# [WHAT IS NEEDED]
Across the entries below, how many lines have the word "configuration" in them? Respond with only the number.
---
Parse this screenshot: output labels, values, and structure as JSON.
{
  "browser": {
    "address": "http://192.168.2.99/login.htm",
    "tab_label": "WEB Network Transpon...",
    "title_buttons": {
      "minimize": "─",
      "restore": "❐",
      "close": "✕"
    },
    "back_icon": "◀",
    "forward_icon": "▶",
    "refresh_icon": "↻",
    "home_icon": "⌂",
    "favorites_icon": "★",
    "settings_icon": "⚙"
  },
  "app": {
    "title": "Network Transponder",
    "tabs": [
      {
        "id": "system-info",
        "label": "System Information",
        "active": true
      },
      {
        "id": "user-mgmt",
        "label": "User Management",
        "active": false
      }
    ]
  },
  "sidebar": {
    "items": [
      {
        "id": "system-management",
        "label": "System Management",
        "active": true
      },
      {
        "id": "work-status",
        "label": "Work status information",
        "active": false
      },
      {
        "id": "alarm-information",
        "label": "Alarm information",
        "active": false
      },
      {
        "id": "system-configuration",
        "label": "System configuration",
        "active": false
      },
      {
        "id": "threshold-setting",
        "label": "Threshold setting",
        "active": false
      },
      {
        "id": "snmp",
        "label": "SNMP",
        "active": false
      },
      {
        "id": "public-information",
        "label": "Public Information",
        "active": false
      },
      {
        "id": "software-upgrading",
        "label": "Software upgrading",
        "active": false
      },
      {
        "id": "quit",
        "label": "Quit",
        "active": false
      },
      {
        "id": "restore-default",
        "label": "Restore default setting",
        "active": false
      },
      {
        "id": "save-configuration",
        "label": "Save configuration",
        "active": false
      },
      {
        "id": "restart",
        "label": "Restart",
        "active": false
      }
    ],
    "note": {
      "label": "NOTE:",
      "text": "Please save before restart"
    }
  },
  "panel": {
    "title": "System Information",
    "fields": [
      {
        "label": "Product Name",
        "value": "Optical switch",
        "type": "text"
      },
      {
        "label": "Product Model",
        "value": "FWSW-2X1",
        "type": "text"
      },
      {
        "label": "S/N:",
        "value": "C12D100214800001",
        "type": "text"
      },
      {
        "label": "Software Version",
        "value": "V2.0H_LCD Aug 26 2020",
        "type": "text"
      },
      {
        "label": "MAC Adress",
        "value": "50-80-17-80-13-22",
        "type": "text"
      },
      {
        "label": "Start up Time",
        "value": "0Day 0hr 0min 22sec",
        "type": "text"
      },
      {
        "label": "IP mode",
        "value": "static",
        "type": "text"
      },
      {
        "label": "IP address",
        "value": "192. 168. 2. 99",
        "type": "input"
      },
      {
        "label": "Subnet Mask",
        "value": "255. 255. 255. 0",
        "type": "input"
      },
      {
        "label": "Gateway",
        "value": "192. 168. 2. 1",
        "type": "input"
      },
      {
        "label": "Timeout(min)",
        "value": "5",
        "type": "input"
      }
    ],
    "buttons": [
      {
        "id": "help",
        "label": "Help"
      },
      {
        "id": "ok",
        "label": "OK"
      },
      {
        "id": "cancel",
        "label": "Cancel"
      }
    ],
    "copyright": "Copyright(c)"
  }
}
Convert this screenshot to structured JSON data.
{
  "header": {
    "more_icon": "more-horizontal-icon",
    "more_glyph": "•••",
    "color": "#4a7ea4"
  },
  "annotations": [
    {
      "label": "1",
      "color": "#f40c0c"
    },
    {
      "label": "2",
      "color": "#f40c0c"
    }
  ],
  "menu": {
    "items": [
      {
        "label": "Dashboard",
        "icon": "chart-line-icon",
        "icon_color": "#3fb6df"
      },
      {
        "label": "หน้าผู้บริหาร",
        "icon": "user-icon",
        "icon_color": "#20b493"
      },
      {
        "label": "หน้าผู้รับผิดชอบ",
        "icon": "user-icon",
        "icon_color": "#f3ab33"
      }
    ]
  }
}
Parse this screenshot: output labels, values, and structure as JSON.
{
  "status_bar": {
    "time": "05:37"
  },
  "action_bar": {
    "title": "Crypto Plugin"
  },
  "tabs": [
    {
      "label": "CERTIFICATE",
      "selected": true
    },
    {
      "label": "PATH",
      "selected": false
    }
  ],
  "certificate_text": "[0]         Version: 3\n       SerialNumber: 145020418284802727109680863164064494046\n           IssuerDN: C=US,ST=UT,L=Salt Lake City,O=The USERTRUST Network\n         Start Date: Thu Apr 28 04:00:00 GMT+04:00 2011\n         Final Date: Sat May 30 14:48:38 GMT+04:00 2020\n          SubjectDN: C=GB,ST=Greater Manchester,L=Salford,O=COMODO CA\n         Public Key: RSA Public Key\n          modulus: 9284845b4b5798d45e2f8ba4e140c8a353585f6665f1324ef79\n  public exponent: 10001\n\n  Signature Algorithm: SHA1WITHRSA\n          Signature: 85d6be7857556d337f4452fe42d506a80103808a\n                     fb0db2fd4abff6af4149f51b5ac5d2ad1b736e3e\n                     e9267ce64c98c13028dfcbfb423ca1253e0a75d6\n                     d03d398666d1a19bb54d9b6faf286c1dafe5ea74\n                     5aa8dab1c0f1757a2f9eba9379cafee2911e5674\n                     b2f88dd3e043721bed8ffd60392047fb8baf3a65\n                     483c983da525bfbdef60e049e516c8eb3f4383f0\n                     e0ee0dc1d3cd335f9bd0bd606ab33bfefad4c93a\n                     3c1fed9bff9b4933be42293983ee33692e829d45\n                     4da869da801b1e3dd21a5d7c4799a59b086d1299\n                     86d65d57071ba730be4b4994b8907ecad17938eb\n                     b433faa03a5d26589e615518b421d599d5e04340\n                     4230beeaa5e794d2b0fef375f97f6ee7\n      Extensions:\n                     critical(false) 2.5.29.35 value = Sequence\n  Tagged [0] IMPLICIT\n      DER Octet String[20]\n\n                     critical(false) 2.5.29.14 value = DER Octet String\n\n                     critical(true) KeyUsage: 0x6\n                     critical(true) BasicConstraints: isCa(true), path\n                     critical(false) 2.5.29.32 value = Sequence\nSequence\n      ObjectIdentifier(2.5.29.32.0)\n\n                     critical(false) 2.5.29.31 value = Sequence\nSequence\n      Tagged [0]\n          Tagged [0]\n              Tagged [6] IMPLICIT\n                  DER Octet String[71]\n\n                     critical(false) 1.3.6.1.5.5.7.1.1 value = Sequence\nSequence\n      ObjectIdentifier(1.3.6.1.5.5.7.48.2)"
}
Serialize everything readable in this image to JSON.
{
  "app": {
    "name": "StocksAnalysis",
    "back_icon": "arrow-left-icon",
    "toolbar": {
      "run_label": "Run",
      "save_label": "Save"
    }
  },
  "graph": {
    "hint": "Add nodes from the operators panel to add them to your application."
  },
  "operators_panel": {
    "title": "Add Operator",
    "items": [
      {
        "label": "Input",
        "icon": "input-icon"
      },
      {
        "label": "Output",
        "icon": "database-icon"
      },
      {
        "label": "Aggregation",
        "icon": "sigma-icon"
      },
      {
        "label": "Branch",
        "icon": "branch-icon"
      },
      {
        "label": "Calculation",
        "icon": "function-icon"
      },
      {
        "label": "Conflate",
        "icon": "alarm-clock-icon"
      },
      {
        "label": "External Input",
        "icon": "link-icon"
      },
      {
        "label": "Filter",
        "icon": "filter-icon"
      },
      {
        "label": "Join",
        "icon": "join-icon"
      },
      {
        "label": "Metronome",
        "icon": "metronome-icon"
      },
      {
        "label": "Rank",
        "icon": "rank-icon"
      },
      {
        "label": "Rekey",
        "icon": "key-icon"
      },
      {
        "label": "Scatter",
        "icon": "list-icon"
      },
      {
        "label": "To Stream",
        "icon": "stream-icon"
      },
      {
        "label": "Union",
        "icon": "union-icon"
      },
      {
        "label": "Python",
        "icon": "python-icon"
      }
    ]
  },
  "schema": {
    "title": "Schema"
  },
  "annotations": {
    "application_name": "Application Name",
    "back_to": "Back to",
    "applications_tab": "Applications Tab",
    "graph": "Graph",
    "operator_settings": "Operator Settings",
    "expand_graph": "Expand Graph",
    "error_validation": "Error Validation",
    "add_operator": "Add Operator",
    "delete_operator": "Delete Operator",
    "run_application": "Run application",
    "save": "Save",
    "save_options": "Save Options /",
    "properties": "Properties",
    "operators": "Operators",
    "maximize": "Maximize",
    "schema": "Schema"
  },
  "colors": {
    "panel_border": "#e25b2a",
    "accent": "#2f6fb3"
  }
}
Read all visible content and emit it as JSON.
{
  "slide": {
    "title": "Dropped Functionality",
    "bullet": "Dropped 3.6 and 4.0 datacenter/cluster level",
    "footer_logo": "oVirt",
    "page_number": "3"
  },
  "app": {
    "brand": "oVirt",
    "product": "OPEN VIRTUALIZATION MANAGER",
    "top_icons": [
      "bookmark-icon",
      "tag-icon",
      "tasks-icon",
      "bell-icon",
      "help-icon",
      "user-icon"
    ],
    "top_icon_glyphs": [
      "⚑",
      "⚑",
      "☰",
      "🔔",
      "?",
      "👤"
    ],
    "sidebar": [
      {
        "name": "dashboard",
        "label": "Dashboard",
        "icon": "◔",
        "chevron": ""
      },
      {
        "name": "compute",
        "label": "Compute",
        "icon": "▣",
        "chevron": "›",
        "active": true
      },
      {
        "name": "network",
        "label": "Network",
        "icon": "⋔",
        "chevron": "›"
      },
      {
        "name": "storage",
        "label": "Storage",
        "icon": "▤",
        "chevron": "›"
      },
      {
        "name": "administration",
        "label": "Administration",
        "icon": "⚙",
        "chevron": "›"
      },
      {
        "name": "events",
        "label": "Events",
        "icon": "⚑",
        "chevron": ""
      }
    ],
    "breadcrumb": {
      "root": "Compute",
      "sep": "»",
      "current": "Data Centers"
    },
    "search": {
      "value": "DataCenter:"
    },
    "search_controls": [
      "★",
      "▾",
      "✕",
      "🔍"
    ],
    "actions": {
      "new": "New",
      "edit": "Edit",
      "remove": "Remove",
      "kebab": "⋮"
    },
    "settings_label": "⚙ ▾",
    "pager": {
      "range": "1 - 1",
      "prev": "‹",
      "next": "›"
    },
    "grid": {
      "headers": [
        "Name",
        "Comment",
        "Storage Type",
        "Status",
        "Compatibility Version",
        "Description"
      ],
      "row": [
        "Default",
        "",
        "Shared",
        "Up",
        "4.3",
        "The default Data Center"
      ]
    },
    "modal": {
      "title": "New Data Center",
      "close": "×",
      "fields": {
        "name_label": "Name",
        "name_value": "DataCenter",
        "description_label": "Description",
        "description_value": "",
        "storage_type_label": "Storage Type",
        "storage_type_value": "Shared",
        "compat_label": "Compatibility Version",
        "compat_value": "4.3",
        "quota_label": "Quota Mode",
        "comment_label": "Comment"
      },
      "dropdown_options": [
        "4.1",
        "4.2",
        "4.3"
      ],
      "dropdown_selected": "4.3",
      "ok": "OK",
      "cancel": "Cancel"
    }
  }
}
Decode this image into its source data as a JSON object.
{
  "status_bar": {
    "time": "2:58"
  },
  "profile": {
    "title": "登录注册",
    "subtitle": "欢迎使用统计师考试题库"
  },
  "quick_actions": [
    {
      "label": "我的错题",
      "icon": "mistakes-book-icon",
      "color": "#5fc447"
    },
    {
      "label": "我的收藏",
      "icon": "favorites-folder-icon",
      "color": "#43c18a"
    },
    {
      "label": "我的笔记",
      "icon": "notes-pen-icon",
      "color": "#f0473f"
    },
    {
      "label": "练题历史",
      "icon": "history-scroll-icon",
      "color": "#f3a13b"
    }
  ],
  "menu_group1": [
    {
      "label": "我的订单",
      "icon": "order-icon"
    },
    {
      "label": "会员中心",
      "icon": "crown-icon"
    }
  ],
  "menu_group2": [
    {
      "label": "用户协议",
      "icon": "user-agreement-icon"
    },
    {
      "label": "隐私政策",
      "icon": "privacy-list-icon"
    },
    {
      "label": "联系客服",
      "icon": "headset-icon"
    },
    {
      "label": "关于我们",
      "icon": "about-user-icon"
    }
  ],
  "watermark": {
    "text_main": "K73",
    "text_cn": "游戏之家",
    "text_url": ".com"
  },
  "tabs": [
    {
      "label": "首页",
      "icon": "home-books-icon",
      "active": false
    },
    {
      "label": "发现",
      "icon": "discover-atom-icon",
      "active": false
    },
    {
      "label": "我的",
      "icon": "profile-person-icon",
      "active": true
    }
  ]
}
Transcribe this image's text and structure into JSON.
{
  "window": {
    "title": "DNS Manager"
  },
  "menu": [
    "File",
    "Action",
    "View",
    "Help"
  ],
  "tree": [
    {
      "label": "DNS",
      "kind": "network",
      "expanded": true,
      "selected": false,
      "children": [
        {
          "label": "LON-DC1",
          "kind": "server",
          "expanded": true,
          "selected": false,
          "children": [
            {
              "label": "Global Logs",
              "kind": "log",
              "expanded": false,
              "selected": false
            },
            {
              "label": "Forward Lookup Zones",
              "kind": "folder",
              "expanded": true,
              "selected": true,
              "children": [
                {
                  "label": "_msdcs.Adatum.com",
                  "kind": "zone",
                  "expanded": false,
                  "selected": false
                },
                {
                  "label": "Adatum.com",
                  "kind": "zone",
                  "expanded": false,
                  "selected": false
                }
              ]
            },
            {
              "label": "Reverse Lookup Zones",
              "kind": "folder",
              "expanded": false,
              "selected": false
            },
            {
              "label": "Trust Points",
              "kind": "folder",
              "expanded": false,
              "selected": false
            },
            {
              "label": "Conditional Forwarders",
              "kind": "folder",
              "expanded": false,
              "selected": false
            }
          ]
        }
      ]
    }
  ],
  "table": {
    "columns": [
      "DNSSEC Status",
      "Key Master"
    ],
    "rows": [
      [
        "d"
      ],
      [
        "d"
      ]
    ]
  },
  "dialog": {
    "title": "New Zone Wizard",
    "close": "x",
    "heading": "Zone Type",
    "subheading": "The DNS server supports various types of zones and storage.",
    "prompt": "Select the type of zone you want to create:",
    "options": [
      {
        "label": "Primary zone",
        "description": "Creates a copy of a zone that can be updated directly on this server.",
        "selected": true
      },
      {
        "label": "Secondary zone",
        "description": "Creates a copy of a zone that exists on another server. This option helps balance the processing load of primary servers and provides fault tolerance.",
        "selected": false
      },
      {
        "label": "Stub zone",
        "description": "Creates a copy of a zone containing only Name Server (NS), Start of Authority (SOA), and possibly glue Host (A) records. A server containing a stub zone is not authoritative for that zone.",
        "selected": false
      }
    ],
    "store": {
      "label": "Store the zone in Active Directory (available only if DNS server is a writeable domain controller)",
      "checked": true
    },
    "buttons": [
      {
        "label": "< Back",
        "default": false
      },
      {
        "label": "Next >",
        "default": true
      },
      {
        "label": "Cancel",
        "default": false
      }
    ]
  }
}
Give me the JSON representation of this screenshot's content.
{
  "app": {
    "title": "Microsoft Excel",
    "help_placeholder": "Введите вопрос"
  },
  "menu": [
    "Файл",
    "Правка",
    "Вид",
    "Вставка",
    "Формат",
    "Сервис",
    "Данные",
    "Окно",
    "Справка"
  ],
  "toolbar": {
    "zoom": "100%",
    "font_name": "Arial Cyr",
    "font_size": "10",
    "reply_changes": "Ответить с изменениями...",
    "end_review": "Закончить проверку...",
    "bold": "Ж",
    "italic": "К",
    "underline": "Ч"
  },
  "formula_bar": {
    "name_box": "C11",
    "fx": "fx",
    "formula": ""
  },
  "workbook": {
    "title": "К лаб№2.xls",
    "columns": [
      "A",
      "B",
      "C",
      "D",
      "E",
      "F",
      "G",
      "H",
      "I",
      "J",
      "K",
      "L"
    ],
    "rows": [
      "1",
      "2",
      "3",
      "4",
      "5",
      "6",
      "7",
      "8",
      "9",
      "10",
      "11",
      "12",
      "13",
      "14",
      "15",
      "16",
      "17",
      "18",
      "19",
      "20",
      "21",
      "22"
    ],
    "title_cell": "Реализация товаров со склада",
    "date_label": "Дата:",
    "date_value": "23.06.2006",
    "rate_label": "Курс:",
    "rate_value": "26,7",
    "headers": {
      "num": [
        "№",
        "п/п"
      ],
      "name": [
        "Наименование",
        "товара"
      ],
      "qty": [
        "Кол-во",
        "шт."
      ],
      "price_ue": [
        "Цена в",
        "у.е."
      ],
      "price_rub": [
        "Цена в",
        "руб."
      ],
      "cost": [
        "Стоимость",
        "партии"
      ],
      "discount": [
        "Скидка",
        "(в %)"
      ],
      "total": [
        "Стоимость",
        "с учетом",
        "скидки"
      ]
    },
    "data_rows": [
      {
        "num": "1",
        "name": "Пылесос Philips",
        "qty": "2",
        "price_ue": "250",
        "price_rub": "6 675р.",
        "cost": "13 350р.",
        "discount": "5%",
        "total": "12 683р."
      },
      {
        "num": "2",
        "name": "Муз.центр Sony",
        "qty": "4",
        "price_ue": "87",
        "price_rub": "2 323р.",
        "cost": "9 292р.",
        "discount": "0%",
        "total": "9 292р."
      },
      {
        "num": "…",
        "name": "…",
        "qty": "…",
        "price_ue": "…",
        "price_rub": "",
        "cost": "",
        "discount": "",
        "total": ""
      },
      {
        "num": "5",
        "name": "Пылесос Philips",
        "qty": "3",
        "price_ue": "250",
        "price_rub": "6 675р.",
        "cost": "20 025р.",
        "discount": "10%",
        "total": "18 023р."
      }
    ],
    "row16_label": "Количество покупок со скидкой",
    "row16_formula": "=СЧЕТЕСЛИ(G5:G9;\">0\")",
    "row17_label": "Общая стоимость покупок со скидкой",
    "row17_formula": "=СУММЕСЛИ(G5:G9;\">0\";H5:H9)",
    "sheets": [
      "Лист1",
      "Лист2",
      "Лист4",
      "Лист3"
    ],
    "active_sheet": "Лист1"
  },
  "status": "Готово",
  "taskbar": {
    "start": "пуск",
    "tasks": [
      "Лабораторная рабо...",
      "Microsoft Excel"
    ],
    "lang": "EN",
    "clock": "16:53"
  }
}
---
# [EXERCISE ANSWER]
4